■ **Goal of the exercise**: All records should be written out again exactly.

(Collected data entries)
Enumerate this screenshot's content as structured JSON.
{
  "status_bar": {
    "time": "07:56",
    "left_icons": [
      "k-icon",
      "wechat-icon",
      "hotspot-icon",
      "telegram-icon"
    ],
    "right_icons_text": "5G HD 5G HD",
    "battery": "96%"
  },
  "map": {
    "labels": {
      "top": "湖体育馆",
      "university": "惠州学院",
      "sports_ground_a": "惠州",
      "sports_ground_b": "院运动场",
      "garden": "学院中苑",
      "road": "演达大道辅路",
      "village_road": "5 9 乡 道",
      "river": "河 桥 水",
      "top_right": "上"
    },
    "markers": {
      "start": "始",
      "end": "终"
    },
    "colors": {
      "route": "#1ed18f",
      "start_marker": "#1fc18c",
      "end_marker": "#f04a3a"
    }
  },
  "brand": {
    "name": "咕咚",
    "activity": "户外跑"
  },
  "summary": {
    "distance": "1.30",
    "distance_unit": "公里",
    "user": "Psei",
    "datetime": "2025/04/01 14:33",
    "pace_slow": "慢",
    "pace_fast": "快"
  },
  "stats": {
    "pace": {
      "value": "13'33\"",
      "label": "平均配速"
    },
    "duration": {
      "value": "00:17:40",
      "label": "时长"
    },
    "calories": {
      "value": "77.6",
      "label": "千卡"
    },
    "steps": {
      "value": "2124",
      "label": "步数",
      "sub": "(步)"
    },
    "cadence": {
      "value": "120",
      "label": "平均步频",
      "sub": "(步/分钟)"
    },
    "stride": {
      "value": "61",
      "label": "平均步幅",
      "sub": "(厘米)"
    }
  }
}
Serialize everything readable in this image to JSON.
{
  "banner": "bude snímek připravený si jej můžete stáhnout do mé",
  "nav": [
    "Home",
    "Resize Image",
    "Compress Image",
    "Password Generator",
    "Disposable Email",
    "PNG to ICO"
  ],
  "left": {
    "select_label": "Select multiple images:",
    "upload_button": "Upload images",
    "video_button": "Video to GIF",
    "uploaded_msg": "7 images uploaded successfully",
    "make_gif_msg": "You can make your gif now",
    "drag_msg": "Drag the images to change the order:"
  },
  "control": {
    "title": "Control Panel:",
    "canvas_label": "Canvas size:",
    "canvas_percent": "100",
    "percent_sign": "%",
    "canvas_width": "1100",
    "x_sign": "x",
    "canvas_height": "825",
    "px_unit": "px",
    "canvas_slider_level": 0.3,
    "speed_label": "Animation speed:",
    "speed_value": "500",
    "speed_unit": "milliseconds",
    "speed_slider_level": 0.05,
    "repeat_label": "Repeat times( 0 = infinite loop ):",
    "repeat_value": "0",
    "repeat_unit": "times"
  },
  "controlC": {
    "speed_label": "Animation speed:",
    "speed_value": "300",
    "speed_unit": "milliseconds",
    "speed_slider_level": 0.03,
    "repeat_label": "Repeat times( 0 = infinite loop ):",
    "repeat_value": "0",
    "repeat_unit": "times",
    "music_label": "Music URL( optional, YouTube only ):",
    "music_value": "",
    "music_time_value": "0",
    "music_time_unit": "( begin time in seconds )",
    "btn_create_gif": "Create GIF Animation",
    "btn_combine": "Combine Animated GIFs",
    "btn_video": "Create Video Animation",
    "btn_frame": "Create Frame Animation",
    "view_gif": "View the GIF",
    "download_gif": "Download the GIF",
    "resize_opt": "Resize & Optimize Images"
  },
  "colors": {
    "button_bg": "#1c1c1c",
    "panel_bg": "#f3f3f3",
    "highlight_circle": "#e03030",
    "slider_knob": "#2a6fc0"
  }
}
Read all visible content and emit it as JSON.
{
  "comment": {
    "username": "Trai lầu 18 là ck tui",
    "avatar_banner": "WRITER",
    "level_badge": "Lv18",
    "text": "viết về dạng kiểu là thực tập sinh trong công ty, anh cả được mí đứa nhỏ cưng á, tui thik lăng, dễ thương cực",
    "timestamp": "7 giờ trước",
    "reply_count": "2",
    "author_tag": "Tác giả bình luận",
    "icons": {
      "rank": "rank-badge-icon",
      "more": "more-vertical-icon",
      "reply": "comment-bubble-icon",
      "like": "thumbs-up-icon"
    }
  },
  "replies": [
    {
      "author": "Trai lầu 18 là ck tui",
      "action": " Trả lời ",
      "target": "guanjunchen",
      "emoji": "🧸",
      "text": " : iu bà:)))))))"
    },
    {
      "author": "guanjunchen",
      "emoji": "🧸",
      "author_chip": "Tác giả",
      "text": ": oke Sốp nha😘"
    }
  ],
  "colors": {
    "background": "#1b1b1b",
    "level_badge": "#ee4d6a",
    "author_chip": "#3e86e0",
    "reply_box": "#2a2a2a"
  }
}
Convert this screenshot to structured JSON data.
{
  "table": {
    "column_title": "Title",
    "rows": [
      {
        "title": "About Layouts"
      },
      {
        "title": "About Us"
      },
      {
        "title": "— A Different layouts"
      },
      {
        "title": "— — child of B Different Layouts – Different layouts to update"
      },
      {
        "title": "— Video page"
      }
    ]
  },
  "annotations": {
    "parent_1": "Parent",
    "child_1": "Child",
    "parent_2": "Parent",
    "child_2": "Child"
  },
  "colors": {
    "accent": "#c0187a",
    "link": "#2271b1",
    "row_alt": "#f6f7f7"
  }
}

■ **Solution for this task**:
Enumerate this screenshot's content as structured JSON.
{
  "status_bar": {
    "time": "07:56",
    "left_icons": [
      "k-icon",
      "wechat-icon",
      "hotspot-icon",
      "telegram-icon"
    ],
    "right_icons_text": "5G HD 5G HD",
    "battery": "96%"
  },
  "map": {
    "labels": {
      "top": "湖体育馆",
      "university": "惠州学院",
      "sports_ground_a": "惠州",
      "sports_ground_b": "院运动场",
      "garden": "学院中苑",
      "road": "演达大道辅路",
      "village_road": "5 9 乡 道",
      "river": "河 桥 水",
      "top_right": "上"
    },
    "markers": {
      "start": "始",
      "end": "终"
    },
    "colors": {
      "route": "#1ed18f",
      "start_marker": "#1fc18c",
      "end_marker": "#f04a3a"
    }
  },
  "brand": {
    "name": "咕咚",
    "activity": "户外跑"
  },
  "summary": {
    "distance": "1.30",
    "distance_unit": "公里",
    "user": "Psei",
    "datetime": "2025/04/01 14:33",
    "pace_slow": "慢",
    "pace_fast": "快"
  },
  "stats": {
    "pace": {
      "value": "13'33\"",
      "label": "平均配速"
    },
    "duration": {
      "value": "00:17:40",
      "label": "时长"
    },
    "calories": {
      "value": "77.6",
      "label": "千卡"
    },
    "steps": {
      "value": "2124",
      "label": "步数",
      "sub": "(步)"
    },
    "cadence": {
      "value": "120",
      "label": "平均步频",
      "sub": "(步/分钟)"
    },
    "stride": {
      "value": "61",
      "label": "平均步幅",
      "sub": "(厘米)"
    }
  }
}
Serialize everything readable in this image to JSON.
{
  "banner": "bude snímek připravený si jej můžete stáhnout do mé",
  "nav": [
    "Home",
    "Resize Image",
    "Compress Image",
    "Password Generator",
    "Disposable Email",
    "PNG to ICO"
  ],
  "left": {
    "select_label": "Select multiple images:",
    "upload_button": "Upload images",
    "video_button": "Video to GIF",
    "uploaded_msg": "7 images uploaded successfully",
    "make_gif_msg": "You can make your gif now",
    "drag_msg": "Drag the images to change the order:"
  },
  "control": {
    "title": "Control Panel:",
    "canvas_label": "Canvas size:",
    "canvas_percent": "100",
    "percent_sign": "%",
    "canvas_width": "1100",
    "x_sign": "x",
    "canvas_height": "825",
    "px_unit": "px",
    "canvas_slider_level": 0.3,
    "speed_label": "Animation speed:",
    "speed_value": "500",
    "speed_unit": "milliseconds",
    "speed_slider_level": 0.05,
    "repeat_label": "Repeat times( 0 = infinite loop ):",
    "repeat_value": "0",
    "repeat_unit": "times"
  },
  "controlC": {
    "speed_label": "Animation speed:",
    "speed_value": "300",
    "speed_unit": "milliseconds",
    "speed_slider_level": 0.03,
    "repeat_label": "Repeat times( 0 = infinite loop ):",
    "repeat_value": "0",
    "repeat_unit": "times",
    "music_label": "Music URL( optional, YouTube only ):",
    "music_value": "",
    "music_time_value": "0",
    "music_time_unit": "( begin time in seconds )",
    "btn_create_gif": "Create GIF Animation",
    "btn_combine": "Combine Animated GIFs",
    "btn_video": "Create Video Animation",
    "btn_frame": "Create Frame Animation",
    "view_gif": "View the GIF",
    "download_gif": "Download the GIF",
    "resize_opt": "Resize & Optimize Images"
  },
  "colors": {
    "button_bg": "#1c1c1c",
    "panel_bg": "#f3f3f3",
    "highlight_circle": "#e03030",
    "slider_knob": "#2a6fc0"
  }
}
Read all visible content and emit it as JSON.
{
  "comment": {
    "username": "Trai lầu 18 là ck tui",
    "avatar_banner": "WRITER",
    "level_badge": "Lv18",
    "text": "viết về dạng kiểu là thực tập sinh trong công ty, anh cả được mí đứa nhỏ cưng á, tui thik lăng, dễ thương cực",
    "timestamp": "7 giờ trước",
    "reply_count": "2",
    "author_tag": "Tác giả bình luận",
    "icons": {
      "rank": "rank-badge-icon",
      "more": "more-vertical-icon",
      "reply": "comment-bubble-icon",
      "like": "thumbs-up-icon"
    }
  },
  "replies": [
    {
      "author": "Trai lầu 18 là ck tui",
      "action": " Trả lời ",
      "target": "guanjunchen",
      "emoji": "🧸",
      "text": " : iu bà:)))))))"
    },
    {
      "author": "guanjunchen",
      "emoji": "🧸",
      "author_chip": "Tác giả",
      "text": ": oke Sốp nha😘"
    }
  ],
  "colors": {
    "background": "#1b1b1b",
    "level_badge": "#ee4d6a",
    "author_chip": "#3e86e0",
    "reply_box": "#2a2a2a"
  }
}
Convert this screenshot to structured JSON data.
{
  "table": {
    "column_title": "Title",
    "rows": [
      {
        "title": "About Layouts"
      },
      {
        "title": "About Us"
      },
      {
        "title": "— A Different layouts"
      },
      {
        "title": "— — child of B Different Layouts – Different layouts to update"
      },
      {
        "title": "— Video page"
      }
    ]
  },
  "annotations": {
    "parent_1": "Parent",
    "child_1": "Child",
    "parent_2": "Parent",
    "child_2": "Child"
  },
  "colors": {
    "accent": "#c0187a",
    "link": "#2271b1",
    "row_alt": "#f6f7f7"
  }
}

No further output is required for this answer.